    I’m particularly proud of our work as it relates to beef. Previously, no credible certification or process existed for confronting deforestation in beef supply chains. We started working with AgroTools, a Brazilian ag-tech company and certified B-Corp, and Proforest, a not-for-profit organization, to track the origin of all Brazilian beef used by McDonald’s restaurants. After determining risk level based on sourcing location, we use a combination of satellite imagery of the farm area and data analysis to assess whether deforestation has happened at the farm level. This enables our suppliers to implement continuous improvement plans with farms that don’t comply with our policy. We’ve since expanded this project to include beef supplied from other high-priority regions and shared it through platforms, such as The Tropical Forest Alliance, to encourage wider adoption. 

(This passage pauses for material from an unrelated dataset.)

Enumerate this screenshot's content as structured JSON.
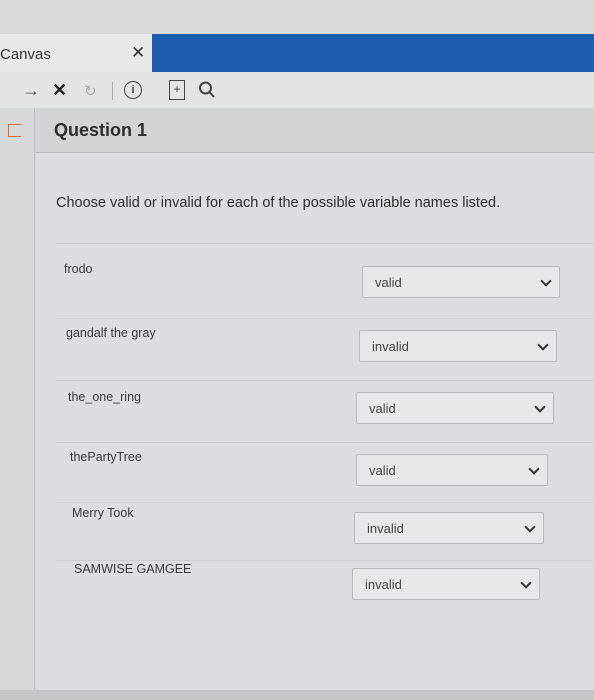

  3. How can circular solutions help keep plastic out of nature? The current crisis has highlighted the importance of food packaging and also personal safety equipment, such as gloves and masks, which has been crucial to ensure the safety of our front-line restaurant employees. We are mindful of short-term challenges including additional waste caused by disposable safety wear, some increase in plastic use and shortages of fiber for packaging. Hygiene and safety are currently at the forefront of customers’ minds, and our challenge is to ensure they are balanced with long-term sustainability. Our strategy aligns with this challenge - we want to use our global scale to help accelerate a circular economy and keep plastic waste out of nature.  

    Today, most of our packaging is fiber-based with around 22% remaining in plastic, and we recognize that when packaging isn’t recovered correctly, it creates pollution. Around the world, we’re testing new and innovative ways to learn how we can further reduce packaging, switch to more sustainable materials and help our customers to reuse and recycle. By using our restaurants as mini innovation hubs, we can get immediate customer feedback and identify the best solutions to accelerate and scale in other markets. Multi-stakeholder partnerships are key to accelerate change, examples include our role as a Principal Partner of WWF’s Resource Plastic platform and as a convening member of the NextGen Consortium, both of which address single-use food packaging and plastic waste globally. 

While today we celebrate World Environment Day, a sustainable supply chain is part of our long-term vision every day. And, the ongoing challenges from COVID have shown us that sustainability remains the key to safeguarding our food system. We continue to share learnings from this experience and prioritize actions that drive value for the communities in which we operate, taking our responsibility seriously by using our scale to protect and enhance the environment around us.